Stored items from a collection:
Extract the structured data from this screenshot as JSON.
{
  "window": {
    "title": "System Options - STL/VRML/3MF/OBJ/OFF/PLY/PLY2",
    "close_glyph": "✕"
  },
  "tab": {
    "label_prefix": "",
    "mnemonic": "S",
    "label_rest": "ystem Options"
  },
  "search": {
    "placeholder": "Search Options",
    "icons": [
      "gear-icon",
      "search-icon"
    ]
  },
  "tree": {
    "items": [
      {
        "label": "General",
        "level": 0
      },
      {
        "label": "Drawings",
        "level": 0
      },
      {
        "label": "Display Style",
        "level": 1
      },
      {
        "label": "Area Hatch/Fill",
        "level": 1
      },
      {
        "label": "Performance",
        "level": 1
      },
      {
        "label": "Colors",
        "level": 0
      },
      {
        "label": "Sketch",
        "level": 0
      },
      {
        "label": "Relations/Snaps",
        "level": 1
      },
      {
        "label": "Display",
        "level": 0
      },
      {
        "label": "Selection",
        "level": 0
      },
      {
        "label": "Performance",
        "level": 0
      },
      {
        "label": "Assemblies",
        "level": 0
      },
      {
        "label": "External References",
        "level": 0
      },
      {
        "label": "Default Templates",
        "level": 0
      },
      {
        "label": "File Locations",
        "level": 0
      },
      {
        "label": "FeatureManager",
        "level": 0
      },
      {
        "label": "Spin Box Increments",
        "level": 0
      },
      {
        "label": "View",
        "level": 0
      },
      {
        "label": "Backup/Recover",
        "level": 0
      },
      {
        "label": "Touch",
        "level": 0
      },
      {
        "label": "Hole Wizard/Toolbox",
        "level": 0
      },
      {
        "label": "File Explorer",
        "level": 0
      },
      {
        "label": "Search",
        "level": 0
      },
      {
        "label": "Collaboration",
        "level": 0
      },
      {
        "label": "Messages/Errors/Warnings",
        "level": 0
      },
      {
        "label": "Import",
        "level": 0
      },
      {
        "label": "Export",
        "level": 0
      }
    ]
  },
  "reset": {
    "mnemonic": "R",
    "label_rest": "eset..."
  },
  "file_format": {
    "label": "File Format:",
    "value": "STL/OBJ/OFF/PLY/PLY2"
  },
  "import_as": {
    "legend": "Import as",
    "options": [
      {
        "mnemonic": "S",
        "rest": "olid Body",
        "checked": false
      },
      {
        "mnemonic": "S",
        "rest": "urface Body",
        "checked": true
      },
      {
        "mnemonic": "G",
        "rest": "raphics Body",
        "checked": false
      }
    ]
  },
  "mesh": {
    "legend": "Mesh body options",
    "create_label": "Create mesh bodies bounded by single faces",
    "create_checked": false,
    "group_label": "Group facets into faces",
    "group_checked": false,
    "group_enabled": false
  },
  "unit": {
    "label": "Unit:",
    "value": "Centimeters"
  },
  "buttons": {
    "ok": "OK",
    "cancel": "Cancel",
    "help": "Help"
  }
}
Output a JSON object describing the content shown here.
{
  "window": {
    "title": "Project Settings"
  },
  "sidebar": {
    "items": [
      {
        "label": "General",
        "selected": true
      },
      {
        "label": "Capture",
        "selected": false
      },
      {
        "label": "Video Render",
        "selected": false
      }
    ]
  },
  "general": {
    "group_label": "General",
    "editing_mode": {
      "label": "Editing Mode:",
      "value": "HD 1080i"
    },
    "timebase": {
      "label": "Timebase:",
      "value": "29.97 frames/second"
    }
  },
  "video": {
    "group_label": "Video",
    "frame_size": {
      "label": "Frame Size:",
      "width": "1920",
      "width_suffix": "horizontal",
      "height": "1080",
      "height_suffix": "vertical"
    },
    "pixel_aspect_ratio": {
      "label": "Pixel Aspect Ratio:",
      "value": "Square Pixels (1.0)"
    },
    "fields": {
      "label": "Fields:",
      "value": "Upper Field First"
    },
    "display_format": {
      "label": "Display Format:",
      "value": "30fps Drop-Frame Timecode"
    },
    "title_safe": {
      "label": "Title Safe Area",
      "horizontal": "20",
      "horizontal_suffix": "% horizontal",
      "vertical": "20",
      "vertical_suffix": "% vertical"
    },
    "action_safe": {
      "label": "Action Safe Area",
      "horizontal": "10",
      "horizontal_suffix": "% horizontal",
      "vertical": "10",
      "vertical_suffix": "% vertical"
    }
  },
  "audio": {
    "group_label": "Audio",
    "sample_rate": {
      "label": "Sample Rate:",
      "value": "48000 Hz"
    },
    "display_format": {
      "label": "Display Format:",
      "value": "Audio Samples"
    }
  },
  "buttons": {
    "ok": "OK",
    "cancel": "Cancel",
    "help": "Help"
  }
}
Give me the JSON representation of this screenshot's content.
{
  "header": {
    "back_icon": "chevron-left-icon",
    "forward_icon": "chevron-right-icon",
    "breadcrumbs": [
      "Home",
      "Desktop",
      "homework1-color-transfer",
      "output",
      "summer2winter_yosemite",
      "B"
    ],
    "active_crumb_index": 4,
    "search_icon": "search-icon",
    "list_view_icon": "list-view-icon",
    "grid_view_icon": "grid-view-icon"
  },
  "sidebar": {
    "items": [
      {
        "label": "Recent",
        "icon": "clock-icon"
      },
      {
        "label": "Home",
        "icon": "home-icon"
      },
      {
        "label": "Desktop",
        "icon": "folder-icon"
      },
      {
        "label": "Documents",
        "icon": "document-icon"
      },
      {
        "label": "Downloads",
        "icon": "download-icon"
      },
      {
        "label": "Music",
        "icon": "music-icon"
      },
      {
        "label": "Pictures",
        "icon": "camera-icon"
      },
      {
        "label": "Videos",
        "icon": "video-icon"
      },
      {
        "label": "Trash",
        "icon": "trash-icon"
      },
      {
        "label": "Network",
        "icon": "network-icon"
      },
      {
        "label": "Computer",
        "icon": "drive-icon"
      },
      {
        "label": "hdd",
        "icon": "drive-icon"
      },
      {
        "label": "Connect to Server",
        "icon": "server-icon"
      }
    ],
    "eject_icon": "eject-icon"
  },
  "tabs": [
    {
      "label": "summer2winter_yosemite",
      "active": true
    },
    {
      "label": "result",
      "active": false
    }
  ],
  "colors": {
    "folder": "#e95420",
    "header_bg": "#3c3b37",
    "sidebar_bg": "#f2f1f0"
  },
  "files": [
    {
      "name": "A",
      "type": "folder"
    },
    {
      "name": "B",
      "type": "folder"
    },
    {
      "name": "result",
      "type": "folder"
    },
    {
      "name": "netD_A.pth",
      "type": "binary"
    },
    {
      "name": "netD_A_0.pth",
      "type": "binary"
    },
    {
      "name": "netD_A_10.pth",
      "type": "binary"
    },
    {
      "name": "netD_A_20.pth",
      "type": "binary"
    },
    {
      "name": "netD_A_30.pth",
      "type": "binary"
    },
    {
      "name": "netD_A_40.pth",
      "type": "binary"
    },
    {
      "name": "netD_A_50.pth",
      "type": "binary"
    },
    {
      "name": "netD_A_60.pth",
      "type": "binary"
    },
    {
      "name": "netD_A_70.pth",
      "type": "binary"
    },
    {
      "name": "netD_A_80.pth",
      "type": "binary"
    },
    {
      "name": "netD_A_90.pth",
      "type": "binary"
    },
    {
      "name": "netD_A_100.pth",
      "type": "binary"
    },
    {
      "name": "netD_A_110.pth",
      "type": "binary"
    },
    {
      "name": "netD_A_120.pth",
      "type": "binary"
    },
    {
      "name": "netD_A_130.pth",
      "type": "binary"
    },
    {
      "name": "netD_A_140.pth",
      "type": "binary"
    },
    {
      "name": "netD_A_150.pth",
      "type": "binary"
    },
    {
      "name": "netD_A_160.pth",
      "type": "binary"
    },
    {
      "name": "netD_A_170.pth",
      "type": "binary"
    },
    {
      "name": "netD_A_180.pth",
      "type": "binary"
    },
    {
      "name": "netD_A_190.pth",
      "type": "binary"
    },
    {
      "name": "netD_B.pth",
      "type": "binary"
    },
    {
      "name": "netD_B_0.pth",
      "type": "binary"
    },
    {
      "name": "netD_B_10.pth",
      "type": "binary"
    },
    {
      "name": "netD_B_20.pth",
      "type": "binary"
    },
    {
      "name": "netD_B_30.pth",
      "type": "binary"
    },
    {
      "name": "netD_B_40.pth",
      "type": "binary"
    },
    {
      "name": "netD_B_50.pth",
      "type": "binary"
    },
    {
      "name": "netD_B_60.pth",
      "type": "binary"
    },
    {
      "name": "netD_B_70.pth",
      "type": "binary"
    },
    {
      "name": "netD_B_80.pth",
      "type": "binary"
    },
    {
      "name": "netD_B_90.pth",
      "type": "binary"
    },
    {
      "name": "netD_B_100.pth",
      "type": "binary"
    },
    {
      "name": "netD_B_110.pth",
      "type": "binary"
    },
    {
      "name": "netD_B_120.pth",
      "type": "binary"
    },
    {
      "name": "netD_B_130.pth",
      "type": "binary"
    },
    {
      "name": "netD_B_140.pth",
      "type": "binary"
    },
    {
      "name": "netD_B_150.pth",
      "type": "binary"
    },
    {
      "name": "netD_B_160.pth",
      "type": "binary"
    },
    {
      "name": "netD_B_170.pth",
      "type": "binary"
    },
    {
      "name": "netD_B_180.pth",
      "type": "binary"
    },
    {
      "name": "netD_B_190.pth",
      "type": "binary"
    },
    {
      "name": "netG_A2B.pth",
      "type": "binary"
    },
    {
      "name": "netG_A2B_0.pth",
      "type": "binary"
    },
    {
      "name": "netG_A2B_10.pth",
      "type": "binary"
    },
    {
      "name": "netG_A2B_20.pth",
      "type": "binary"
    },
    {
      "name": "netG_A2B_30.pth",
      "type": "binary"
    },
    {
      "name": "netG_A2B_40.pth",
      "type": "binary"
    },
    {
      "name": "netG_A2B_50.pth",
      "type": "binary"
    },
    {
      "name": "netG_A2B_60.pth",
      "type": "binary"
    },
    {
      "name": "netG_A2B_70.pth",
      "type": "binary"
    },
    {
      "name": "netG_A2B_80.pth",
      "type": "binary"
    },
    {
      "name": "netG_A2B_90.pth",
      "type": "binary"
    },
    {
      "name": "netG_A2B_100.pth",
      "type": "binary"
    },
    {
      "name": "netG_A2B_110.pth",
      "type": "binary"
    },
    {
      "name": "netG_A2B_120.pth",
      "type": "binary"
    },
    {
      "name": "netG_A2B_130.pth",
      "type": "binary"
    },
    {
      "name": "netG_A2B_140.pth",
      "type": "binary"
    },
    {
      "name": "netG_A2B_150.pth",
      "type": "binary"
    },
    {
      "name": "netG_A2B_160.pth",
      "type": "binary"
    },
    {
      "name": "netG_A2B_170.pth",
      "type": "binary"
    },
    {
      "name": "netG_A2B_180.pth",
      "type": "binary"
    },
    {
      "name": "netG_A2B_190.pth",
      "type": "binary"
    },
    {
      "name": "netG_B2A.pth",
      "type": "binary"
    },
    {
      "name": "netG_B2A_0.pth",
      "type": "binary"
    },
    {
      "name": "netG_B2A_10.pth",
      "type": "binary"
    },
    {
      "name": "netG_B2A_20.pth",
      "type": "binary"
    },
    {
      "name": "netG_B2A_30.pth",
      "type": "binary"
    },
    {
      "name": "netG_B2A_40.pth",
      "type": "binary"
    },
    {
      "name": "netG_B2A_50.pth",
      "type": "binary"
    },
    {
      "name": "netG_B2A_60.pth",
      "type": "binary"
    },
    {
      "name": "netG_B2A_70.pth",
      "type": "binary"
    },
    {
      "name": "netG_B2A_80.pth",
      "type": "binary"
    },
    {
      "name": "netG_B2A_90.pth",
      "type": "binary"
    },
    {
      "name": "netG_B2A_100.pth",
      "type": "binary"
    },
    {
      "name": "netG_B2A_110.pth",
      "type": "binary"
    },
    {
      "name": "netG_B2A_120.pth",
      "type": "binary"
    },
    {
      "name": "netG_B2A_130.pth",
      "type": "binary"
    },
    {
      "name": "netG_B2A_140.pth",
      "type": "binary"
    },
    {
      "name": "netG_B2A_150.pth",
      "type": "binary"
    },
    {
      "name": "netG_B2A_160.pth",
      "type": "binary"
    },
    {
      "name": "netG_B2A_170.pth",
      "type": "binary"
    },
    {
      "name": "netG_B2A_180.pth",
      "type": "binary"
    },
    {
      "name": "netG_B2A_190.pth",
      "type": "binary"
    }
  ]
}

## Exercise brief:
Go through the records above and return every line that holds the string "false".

## Written response:
        "checked": false
        "checked": false
    "create_checked": false,
    "group_checked": false,
    "group_enabled": false
        "selected": false
        "selected": false
      "active": false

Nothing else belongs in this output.